Then along came Steve Wiebe in 2003. After
losing his job at Boeing, this father of two
decided to try to break the record and
videotaped himself on a home game. When he
submitted the tape, though, he opened a host
of problems that are detailed in
THE KING OF
KONG: A POCKFUL OF QUARTERS
.

Now, I know what some of you are thinking: a
film about video game players? Well, who knew
that a movie about crossword fanatics
(
WORDPLAY) would be so good? [It's perhaps
not a coincidence that both of these films had
their New York debuts at the Tribeca Film
Festival, albeit in different years.] Trust me on
this,
THE KING OF KONG, directed by Seth
Gordon, is an enjoyable and fascinating movie.
Billy Mitchell and Pac-Man girls in
THE KING OF KONG A FISTFUL OF QUARTERS
© 2007 Picturehouse
L to R: Walter Day and Steve Wiebe in
THE KING OF KONG A FISTFUL OF QUARTERS.

What helps the film is that there appear to be
good guys and bad guys. Wiebe emerges as a
mild-mannered, decent guy who is willing to
spend hard-earned money to travel across the
country to compete in person. Mitchell comes
across as an arrogant and ungracious individual
who refuses to concede defeat.

videotape is disqualified. One of the reasons is
that Wiebe had contact with an archrival of
Mitchell's. Oh, and did I mention that Mitchell
was also one of the people tapped to judge the
tape? It's a little like asking George W. Bush to
count the ballots for the 2000 election.

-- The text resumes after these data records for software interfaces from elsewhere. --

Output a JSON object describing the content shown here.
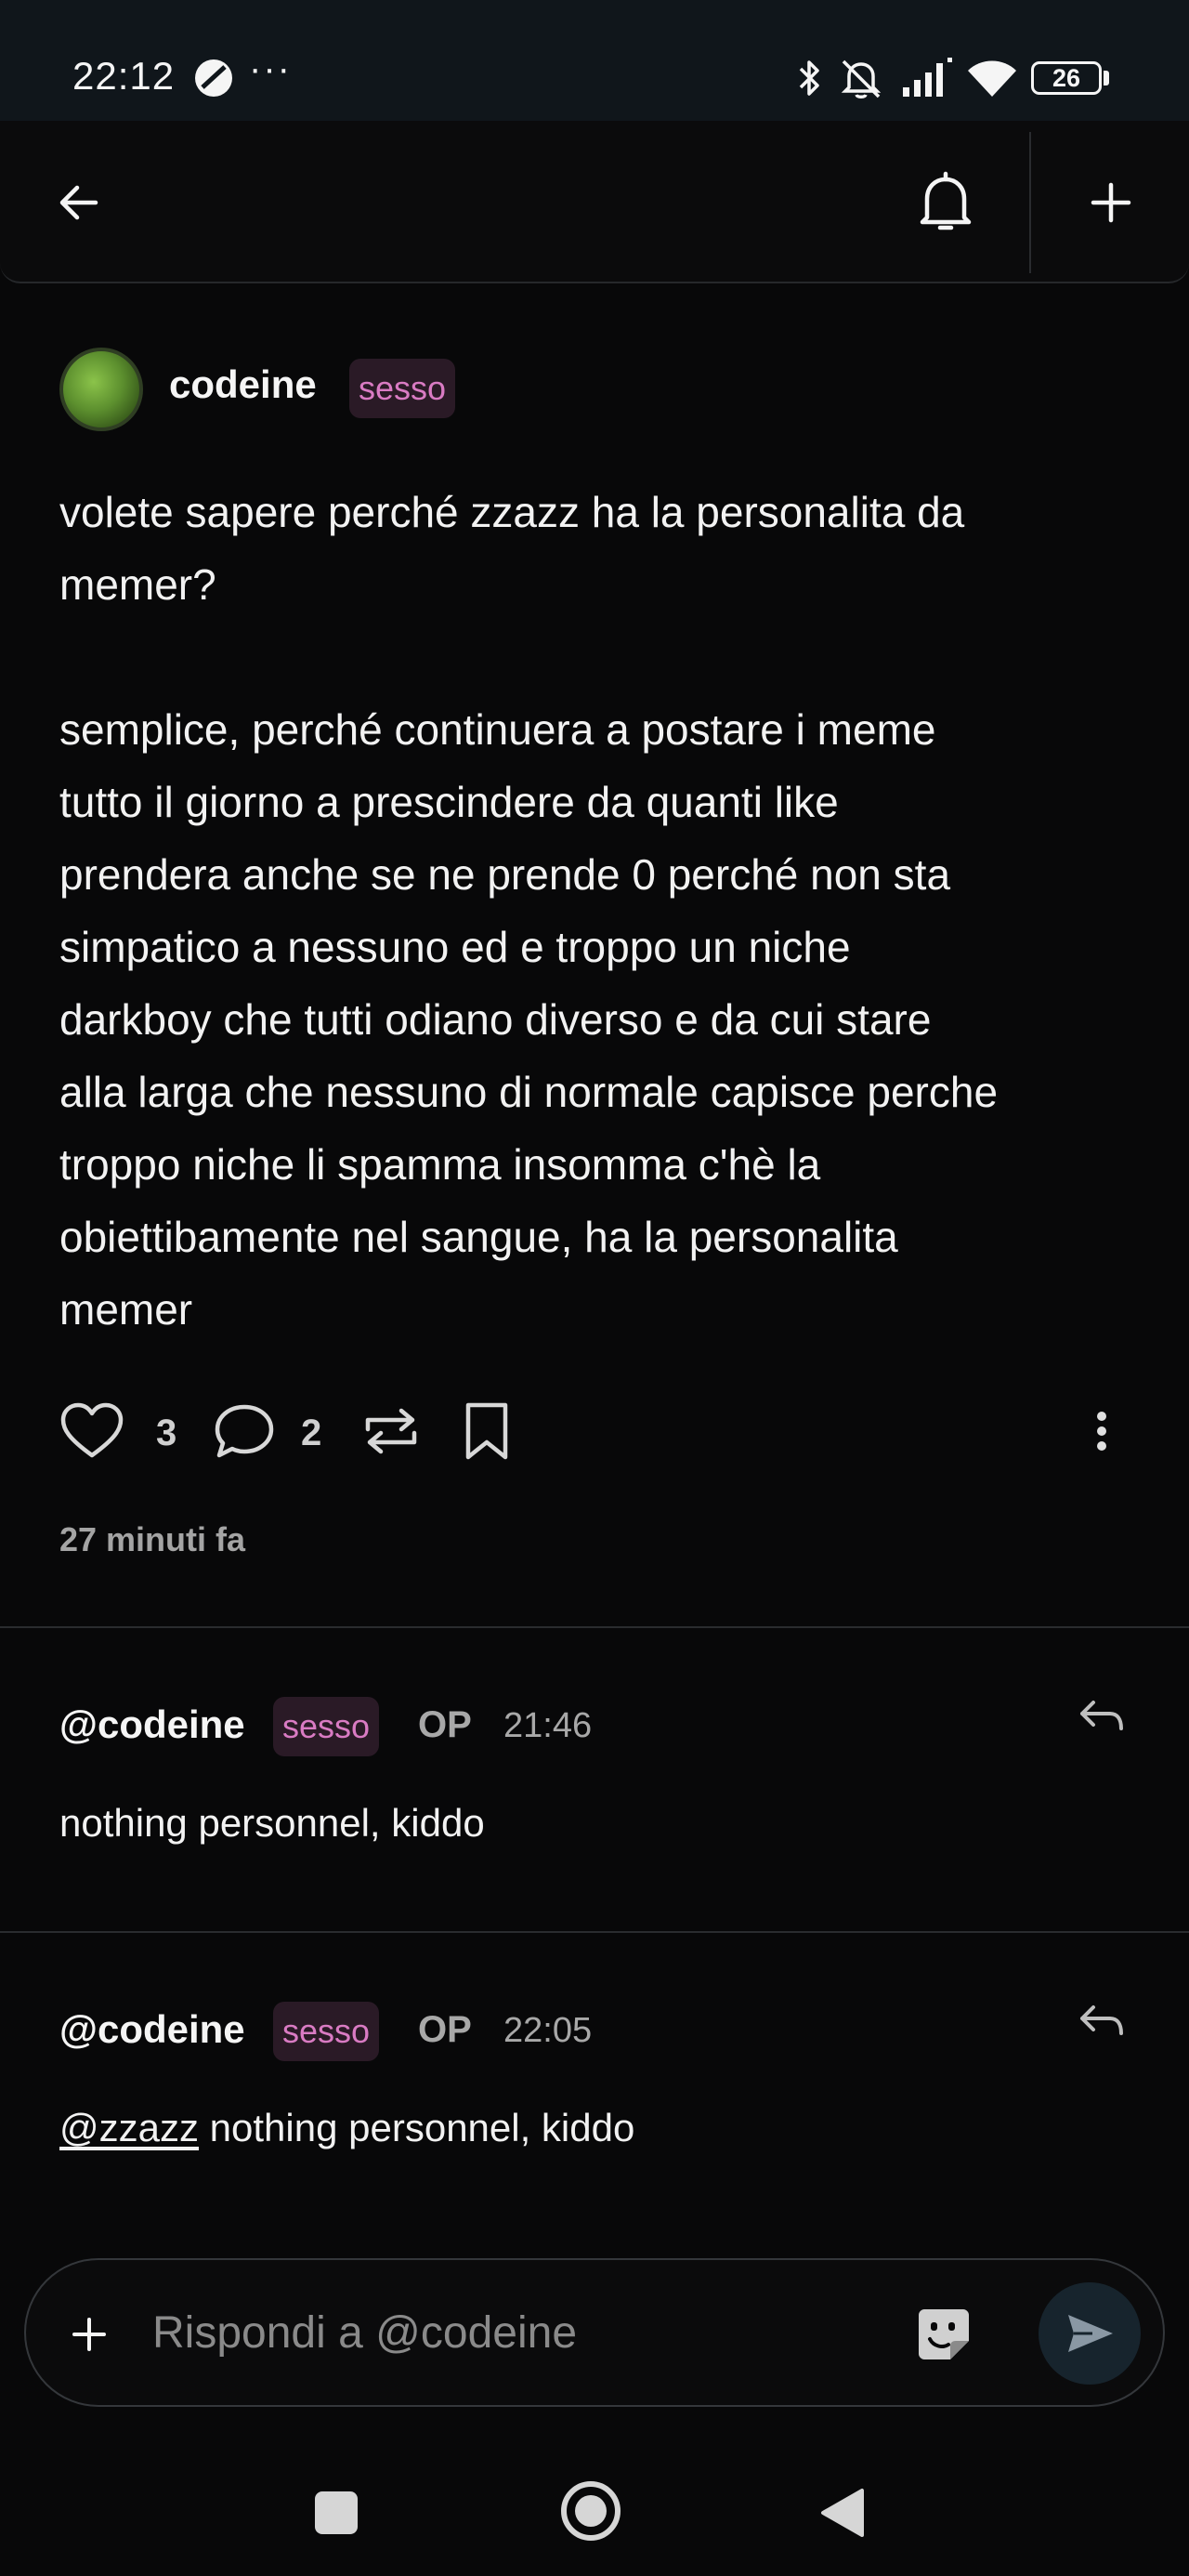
{
  "status_bar": {
    "time": "22:12",
    "more": "···",
    "battery": "26",
    "icons": [
      "app-icon",
      "bluetooth-icon",
      "muted-bell-icon",
      "signal-icon",
      "wifi-icon",
      "battery-icon"
    ]
  },
  "app_bar": {
    "icons": [
      "back-arrow-icon",
      "bell-icon",
      "plus-icon"
    ]
  },
  "post": {
    "author": "codeine",
    "flair": "sesso",
    "body": "volete sapere perché zzazz ha la personalita da\nmemer?\n\nsemplice, perché continuera a postare i meme\ntutto il giorno a prescindere da quanti like\nprendera anche se ne prende 0 perché non sta\nsimpatico a nessuno ed e troppo un niche\ndarkboy che tutti odiano diverso e da cui stare\nalla larga che nessuno di normale capisce perche\ntroppo niche li spamma insomma c'hè la\nobiettibamente nel sangue, ha la personalita\nmemer",
    "likes": "3",
    "comments": "2",
    "time_ago": "27 minuti fa"
  },
  "comments": [
    {
      "user": "@codeine",
      "flair": "sesso",
      "op": "OP",
      "time": "21:46",
      "mention": "",
      "text": "nothing personnel, kiddo"
    },
    {
      "user": "@codeine",
      "flair": "sesso",
      "op": "OP",
      "time": "22:05",
      "mention": "@zzazz",
      "text": " nothing personnel, kiddo"
    }
  ],
  "reply": {
    "placeholder": "Rispondi a @codeine",
    "value": ""
  },
  "colors": {
    "background": "#080809",
    "flair_bg": "#2a1a26",
    "flair_text": "#d97bc3",
    "send_bg": "#17242d"
  }
}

Seth Gordon has shaped the material in a
fascinating and dramatic manner. I never would
have suspected that watching someone play a
video game could be so fraught with drama. In
fact, this documentary has reportedly been
optioned to be turned into a feature film.

But why wait? See
THE KING OF KONG when it
opens in theaters. Not unlike the sleeper hit
LITTLE MISS SUNSHINE, this breezy and
engaging documentary has a great deal to say
about the American fixation on winning and
losing.


Rating:                 B+
Running time:       79 mins.


Viewed at Magno Review Two